Beware climate change-gender nexus

COP28 United Nations climate summit in Dubai

An environmental activist wearing a costume displays a placard in a hallway during the COP28 United Nations climate summit in Dubai on Sunday, December 3. 

Photo credit: Courtesy | AFP

As the world converges on Dubai for the annual UN climate conference, COP28, dubbed the biggest and most inclusive so far, there is much hope and anticipation for multisectoral sustainable solutions to the impacts of climate change, specifically, among the vulnerable communities who are the most affected.

The forum focuses on fast-tracking energy transition—including reducing carbon emissions by 2030; transforming climate financing by setting up the appropriate frameworks; and putting nature, lives and livelihoods at the heart of climate action.

It is no coincidence that this global forum coincides with the 16 Days of Activism against Gender-Based Violence. During the November 25 to December 10 events, stakeholders will engage in high-level bilateral agreements, campaigns towards awareness creation, calling duty bearers to action to address sexual and gender-based violence (SGBV) by developing, enacting and implementing policies to address this quagmire and calling on everyone to be vigilant and not be bystanders in tackling the vice.

The impacts of climate change have fuelled SGBV. Frequent floods, extreme drought and rising temperatures and sea level being experienced worldwide, more so in the Global South, (in)directly contribute to the increase in the number of SGBV cases.

Sadly, women and young girls are the most affected due to gender norms crying to be transformed. They walk many kilometres looking for clean water, firewood and food for the household, which often puts them at risk of violation in exchange of the basic needs. That also affects their quality of life and health.

With these aggravating poverty and limiting financial independence, vulnerable communities become more susceptible to SGBV. As we take stock of COP 28, let us affirm climate action and justice by ensuring that climate financing is available to these communities. Amid the discourse on the nexus between climate change, gender and even sexual and reproductive health and rights gains traction, it requires a multisectoral solution.

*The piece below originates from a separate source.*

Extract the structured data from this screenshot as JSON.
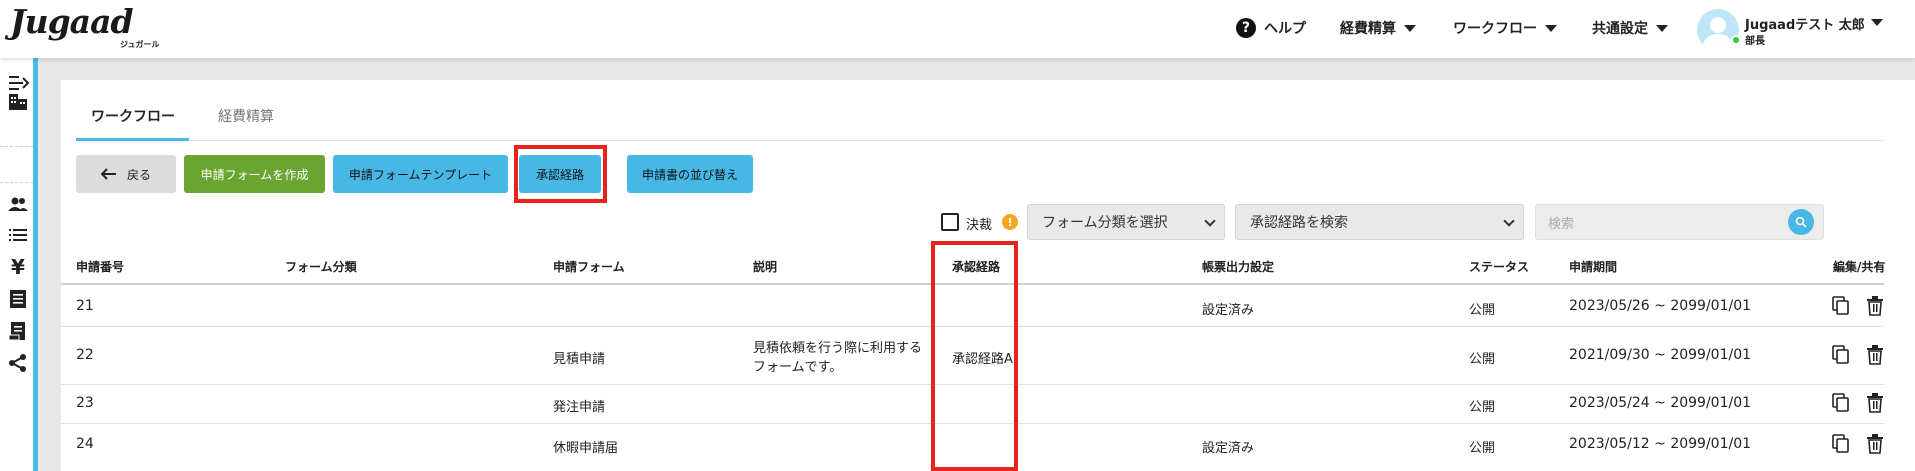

- Ms Nyanjom is policy and advocacy officer at Centre for the Study of Adolescence. [email protected].